The objects were excavated from archaeological sites in Haryana in north-west India as part of the TwoRains project, which is a collaboration between the University of Cambridge and Banaras Hindu University funded by the European Research Council (ERC).

Lead author Dr Alessandro Ceccarelli, who carried out the study as part of his PhD research at the University of Cambridge, said, “This study doesn’t just look at how pottery was made – it gives us a fascinating insight into some of the earliest ‘social networks’ and how people passed on knowledge and skills over centuries without the use of books or the technology we now take for granted.”

By using reverse engineering, Alessandro was able to reconstruct two main dominant technological traditions in Indus Civilisation north-west India. These traditions reveal several forming, fashioning and finishing techniques in making pottery, including the use of types of “potter’s wheel” in some cases.

“The objects we examined suggested that while communities of ceramic makers lived in the same regions – and often in the same settlements – different traditions emerged and were sustained over centuries. There was a clear effort to keep alive their unique ways of making pottery to set them apart from other communities, like a statement of their identity.”

The evidence – shown in the materials and tools used to make the pottery, as well as markings on them – suggests that at these two ancient settlements, at least two distinct groups of Indus ceramic producers passed down unique values, skills and knowledge over generations.

Village-based pottery production also survived the widespread urbanisation of the Indus Civilisation in the third millennium BC, with household production of ceramics continuing to be the norm in the region for hundreds of years.

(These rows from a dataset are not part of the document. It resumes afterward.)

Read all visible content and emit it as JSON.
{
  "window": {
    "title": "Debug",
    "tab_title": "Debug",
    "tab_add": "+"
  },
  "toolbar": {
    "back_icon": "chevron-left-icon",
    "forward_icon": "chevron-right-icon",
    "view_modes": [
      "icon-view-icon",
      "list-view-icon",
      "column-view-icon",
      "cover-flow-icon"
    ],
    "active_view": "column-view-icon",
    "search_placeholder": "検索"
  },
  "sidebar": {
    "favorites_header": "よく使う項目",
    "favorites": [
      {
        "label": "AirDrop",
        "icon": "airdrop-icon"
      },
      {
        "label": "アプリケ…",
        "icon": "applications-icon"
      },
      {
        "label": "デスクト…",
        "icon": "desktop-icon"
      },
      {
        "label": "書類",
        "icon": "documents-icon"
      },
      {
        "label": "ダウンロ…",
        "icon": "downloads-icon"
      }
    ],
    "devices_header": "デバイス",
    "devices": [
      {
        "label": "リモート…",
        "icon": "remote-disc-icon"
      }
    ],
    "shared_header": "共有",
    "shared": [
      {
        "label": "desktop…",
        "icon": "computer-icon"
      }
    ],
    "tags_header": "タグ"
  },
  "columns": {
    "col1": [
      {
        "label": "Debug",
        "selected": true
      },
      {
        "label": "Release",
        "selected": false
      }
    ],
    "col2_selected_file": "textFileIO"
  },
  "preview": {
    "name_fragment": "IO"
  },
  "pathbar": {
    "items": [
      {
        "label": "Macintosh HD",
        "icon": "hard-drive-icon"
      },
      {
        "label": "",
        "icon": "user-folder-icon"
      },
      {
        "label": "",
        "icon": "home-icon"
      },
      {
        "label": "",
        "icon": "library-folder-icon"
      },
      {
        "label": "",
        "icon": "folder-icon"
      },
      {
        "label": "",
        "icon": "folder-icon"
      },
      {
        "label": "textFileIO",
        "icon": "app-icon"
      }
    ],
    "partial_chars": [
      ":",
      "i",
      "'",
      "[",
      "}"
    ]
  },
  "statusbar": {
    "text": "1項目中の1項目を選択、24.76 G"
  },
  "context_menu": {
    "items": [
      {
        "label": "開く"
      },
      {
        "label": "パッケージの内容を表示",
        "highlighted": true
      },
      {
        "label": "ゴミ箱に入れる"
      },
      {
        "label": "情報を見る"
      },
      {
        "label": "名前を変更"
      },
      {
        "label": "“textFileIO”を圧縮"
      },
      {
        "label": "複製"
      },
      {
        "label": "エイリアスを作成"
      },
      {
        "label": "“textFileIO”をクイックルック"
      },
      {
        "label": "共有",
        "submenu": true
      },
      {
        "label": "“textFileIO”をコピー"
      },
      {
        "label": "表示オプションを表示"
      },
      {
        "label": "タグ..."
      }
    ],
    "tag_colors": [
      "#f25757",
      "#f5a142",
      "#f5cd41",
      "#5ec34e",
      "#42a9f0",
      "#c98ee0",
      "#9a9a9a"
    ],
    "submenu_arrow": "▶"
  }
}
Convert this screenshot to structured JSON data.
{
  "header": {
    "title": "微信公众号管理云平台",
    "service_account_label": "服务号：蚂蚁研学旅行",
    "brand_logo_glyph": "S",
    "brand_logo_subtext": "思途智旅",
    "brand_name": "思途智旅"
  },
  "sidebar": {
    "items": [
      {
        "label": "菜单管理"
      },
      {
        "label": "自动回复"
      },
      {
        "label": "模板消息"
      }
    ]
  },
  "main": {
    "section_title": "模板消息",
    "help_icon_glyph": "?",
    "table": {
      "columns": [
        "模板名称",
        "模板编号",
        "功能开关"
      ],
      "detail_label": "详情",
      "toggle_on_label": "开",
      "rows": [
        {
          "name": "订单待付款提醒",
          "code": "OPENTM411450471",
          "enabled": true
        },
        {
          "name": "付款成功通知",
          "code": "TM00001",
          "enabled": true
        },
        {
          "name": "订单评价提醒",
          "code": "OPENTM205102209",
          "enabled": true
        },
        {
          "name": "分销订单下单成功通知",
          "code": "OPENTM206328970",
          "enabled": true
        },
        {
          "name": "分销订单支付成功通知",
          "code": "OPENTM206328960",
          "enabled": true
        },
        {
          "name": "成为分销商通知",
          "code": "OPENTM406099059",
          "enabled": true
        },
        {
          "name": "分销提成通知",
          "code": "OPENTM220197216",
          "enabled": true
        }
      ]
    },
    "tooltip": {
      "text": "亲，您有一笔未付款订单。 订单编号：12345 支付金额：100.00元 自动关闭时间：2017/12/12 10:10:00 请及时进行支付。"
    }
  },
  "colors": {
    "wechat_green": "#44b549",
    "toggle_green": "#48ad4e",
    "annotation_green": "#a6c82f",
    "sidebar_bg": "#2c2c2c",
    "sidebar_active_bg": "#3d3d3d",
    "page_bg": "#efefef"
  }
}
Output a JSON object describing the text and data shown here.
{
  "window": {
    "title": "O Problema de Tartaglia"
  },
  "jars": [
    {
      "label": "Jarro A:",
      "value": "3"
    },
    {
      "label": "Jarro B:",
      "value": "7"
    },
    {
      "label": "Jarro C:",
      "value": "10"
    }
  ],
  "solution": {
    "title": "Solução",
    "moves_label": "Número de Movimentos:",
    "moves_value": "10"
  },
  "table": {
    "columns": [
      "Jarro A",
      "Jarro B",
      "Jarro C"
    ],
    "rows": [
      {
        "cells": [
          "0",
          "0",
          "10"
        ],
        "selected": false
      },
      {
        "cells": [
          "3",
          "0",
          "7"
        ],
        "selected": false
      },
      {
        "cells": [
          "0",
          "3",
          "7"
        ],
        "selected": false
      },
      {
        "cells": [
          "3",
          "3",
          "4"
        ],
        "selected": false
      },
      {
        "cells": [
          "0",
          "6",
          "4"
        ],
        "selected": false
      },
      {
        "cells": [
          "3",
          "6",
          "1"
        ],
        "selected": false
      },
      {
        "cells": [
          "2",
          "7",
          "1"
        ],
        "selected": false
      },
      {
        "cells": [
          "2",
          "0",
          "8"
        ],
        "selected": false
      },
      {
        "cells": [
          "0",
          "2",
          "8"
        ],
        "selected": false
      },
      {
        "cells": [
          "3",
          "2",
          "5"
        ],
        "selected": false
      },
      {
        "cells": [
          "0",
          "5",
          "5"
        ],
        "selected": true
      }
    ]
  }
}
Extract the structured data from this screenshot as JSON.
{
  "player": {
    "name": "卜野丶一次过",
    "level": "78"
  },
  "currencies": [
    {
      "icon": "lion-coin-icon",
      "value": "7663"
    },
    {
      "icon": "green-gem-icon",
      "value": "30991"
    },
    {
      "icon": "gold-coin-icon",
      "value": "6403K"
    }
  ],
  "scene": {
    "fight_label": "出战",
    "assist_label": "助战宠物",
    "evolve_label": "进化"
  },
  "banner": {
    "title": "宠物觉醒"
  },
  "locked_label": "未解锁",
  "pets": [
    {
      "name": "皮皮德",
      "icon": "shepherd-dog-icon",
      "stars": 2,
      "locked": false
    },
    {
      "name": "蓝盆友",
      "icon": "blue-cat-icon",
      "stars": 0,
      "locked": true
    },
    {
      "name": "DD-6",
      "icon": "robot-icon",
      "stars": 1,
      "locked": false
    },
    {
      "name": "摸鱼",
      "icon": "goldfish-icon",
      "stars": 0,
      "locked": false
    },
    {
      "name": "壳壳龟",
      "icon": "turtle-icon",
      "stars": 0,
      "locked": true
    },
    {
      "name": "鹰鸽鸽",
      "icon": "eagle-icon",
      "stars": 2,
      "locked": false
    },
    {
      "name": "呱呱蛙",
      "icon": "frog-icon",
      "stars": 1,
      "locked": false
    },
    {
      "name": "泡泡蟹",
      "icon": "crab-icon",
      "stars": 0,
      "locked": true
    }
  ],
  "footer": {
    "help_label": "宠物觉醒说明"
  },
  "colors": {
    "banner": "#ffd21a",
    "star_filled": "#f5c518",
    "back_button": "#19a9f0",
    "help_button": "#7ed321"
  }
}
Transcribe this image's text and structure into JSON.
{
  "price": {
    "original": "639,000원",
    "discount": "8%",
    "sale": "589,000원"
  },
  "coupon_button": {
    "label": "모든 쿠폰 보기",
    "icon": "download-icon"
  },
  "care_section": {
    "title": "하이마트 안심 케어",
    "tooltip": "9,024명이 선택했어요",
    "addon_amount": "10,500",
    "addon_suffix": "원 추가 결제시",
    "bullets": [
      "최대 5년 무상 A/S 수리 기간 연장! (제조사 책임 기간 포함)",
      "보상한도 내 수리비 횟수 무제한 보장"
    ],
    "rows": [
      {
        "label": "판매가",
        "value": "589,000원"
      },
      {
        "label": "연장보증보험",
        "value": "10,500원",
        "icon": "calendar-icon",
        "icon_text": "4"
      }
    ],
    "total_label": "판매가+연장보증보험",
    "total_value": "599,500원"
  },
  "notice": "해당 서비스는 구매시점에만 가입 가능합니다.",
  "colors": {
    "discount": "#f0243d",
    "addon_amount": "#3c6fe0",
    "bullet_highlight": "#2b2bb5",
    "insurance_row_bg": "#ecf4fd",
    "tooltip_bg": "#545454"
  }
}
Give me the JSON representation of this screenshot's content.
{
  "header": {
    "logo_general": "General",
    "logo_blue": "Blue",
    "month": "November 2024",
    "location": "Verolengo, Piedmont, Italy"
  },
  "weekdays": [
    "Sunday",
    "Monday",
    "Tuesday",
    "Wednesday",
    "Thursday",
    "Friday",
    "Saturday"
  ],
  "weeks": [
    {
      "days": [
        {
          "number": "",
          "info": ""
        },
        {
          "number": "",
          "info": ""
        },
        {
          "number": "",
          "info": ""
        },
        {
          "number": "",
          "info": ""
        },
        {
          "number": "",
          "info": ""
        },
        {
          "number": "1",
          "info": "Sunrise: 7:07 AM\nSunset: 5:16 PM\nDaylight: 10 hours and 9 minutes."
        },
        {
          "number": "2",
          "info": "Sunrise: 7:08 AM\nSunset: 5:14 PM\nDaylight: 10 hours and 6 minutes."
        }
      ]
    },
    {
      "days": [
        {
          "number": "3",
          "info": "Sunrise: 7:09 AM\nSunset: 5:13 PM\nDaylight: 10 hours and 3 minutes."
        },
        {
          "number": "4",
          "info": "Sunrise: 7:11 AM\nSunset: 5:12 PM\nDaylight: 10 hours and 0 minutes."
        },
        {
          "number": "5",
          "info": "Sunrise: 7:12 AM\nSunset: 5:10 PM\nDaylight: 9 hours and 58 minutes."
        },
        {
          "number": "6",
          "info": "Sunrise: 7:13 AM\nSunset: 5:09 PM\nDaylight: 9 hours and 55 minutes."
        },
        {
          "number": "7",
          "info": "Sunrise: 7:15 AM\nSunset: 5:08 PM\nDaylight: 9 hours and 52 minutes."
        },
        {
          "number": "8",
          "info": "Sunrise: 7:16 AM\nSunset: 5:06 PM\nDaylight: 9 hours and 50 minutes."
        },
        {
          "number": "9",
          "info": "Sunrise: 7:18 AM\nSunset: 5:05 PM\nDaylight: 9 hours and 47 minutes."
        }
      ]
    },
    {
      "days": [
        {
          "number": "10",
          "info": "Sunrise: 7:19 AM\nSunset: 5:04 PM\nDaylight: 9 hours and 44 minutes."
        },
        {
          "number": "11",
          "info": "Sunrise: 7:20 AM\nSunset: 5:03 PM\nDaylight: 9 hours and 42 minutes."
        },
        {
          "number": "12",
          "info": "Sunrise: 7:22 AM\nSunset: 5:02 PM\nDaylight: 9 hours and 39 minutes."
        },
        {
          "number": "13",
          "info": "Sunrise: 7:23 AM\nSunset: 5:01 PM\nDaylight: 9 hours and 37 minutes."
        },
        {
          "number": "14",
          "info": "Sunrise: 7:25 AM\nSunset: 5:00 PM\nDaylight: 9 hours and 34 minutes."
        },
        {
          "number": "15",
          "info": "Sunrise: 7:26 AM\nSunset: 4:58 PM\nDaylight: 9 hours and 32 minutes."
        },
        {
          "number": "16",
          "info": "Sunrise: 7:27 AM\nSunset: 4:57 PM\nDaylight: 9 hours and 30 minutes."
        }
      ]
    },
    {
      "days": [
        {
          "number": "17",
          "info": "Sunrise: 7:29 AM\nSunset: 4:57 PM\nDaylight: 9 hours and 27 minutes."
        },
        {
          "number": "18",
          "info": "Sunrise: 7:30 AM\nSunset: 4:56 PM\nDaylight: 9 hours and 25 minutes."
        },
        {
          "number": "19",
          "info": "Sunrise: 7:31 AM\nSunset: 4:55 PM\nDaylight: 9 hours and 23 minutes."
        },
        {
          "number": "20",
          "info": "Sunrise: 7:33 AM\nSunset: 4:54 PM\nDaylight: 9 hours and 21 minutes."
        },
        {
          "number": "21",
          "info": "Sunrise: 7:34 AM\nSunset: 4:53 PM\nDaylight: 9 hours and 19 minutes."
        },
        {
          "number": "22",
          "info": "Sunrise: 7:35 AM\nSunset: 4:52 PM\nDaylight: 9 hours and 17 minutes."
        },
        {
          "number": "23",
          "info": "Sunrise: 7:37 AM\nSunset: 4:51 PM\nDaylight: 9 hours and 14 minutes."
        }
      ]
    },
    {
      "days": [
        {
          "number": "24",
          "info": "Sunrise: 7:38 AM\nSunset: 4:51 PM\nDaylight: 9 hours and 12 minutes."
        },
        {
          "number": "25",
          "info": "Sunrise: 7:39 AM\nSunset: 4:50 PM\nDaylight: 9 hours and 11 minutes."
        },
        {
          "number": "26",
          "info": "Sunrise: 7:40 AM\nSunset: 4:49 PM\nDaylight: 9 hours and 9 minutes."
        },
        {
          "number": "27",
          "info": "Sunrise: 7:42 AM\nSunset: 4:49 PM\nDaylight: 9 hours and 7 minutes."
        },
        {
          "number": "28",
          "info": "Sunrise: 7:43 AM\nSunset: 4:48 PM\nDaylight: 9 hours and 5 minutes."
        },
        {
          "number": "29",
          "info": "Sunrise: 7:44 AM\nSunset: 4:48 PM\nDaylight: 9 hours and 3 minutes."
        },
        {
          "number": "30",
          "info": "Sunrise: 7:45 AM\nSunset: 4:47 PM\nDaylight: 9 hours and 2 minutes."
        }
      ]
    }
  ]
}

Dr Ceccarelli noted: “We also discovered that there is no clear evidence at the excavated sites for making pottery using ‘wheel-throwing’ techniques in the production of these ceramics. This offers a different perspective from the interpretations given to the vast majority of similar types of Indus ceramic forming techniques in the past.”

Senior author Dr Cameron Petrie, University of Cambridge, concluded that “This paper makes an important contribution to the work of the TwoRains project as it highlights the diversity and variability of practices in ancient South Asia, which is something that we feel made populations well suited to coping with variable and changing environmental conditions”